**Task goal**
All lines from the entries below that contain the string "value" should be copied out.

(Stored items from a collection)
================

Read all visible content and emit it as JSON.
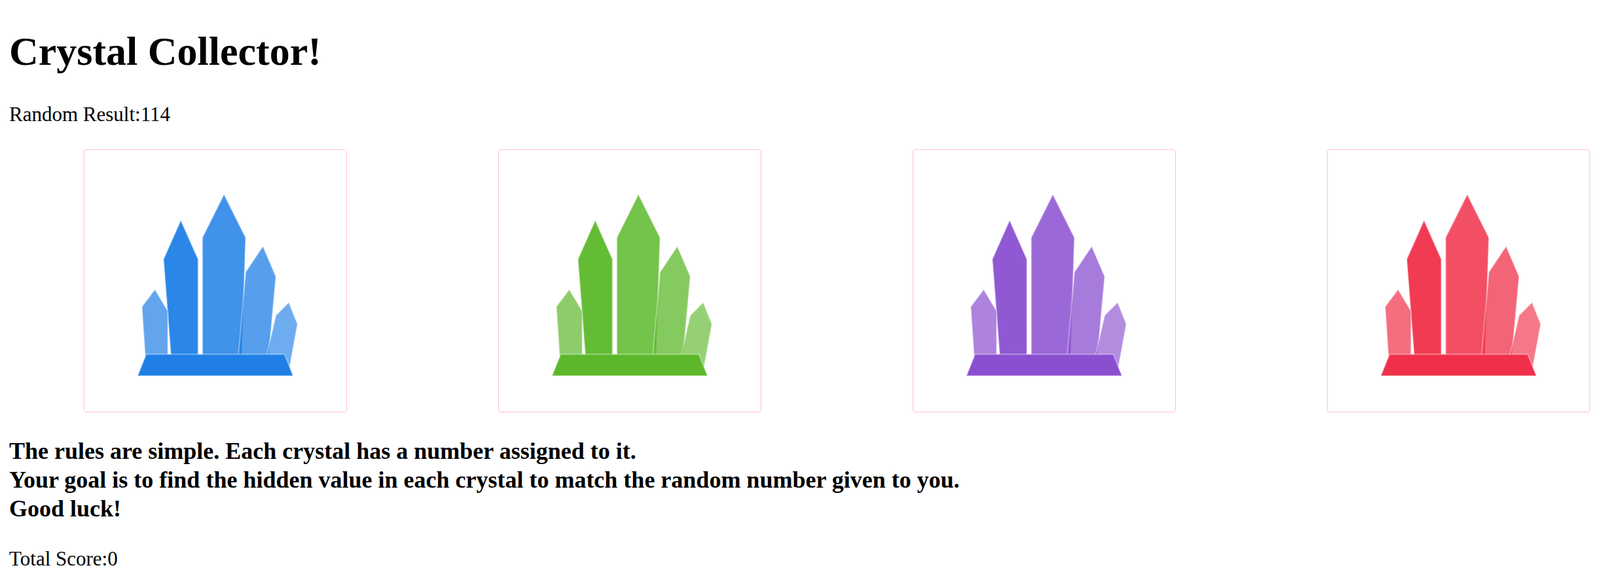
{
  "title": "Crystal Collector!",
  "random_result": {
    "label": "Random Result:",
    "value": "114"
  },
  "crystals": [
    {
      "color": "#1f7fe6"
    },
    {
      "color": "#5cb82a"
    },
    {
      "color": "#8a4fd0"
    },
    {
      "color": "#f0304a"
    }
  ],
  "rules": [
    "The rules are simple. Each crystal has a number assigned to it.",
    "Your goal is to find the hidden value in each crystal to match the random number given to you.",
    "Good luck!"
  ],
  "total_score": {
    "label": "Total Score:",
    "value": "0"
  }
}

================

**Result for this task**
    "value": "114"
    "Your goal is to find the hidden value in each crystal to match the random number given to you.",
    "value": "0"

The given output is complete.